*EXERCISE REQUIREMENTS:*
Find "Parse this screenshot: output" in the material below, then copy that line and every subsequent line to the end, exactly.

*DATA SHOWN:*
·····

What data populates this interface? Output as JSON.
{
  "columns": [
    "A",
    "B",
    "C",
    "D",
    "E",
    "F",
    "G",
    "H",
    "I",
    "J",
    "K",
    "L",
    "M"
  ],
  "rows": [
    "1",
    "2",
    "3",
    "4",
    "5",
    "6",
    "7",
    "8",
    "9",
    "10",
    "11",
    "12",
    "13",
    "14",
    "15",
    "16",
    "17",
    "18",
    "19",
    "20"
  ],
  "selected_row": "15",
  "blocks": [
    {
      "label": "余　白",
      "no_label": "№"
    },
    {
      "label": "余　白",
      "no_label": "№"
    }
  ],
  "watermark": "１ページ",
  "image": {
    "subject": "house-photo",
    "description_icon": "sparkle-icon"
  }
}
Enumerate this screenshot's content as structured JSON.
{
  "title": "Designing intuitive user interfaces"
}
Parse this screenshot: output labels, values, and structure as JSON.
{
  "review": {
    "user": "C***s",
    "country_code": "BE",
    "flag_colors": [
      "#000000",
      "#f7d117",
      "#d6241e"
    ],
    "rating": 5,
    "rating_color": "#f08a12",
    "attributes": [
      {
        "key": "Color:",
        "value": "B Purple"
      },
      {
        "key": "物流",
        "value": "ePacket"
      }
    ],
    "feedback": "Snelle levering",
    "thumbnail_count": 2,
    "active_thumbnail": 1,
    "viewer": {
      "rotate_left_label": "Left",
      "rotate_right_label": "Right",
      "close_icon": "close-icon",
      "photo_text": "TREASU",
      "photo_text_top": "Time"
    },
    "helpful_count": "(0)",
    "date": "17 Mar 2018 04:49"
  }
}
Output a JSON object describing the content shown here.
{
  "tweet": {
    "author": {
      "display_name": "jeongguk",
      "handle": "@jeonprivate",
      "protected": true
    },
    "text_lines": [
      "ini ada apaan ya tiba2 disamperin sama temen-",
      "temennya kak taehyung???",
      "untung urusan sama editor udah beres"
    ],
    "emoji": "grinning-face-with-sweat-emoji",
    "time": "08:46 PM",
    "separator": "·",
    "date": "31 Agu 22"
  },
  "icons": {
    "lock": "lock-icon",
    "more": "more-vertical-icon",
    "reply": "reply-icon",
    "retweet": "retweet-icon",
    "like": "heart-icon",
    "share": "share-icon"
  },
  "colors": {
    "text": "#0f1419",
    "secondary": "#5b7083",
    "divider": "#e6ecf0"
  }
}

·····

*EXPECTED OUTPUT:*
Parse this screenshot: output labels, values, and structure as JSON.
{
  "review": {
    "user": "C***s",
    "country_code": "BE",
    "flag_colors": [
      "#000000",
      "#f7d117",
      "#d6241e"
    ],
    "rating": 5,
    "rating_color": "#f08a12",
    "attributes": [
      {
        "key": "Color:",
        "value": "B Purple"
      },
      {
        "key": "物流",
        "value": "ePacket"
      }
    ],
    "feedback": "Snelle levering",
    "thumbnail_count": 2,
    "active_thumbnail": 1,
    "viewer": {
      "rotate_left_label": "Left",
      "rotate_right_label": "Right",
      "close_icon": "close-icon",
      "photo_text": "TREASU",
      "photo_text_top": "Time"
    },
    "helpful_count": "(0)",
    "date": "17 Mar 2018 04:49"
  }
}
Output a JSON object describing the content shown here.
{
  "tweet": {
    "author": {
      "display_name": "jeongguk",
      "handle": "@jeonprivate",
      "protected": true
    },
    "text_lines": [
      "ini ada apaan ya tiba2 disamperin sama temen-",
      "temennya kak taehyung???",
      "untung urusan sama editor udah beres"
    ],
    "emoji": "grinning-face-with-sweat-emoji",
    "time": "08:46 PM",
    "separator": "·",
    "date": "31 Agu 22"
  },
  "icons": {
    "lock": "lock-icon",
    "more": "more-vertical-icon",
    "reply": "reply-icon",
    "retweet": "retweet-icon",
    "like": "heart-icon",
    "share": "share-icon"
  },
  "colors": {
    "text": "#0f1419",
    "secondary": "#5b7083",
    "divider": "#e6ecf0"
  }
}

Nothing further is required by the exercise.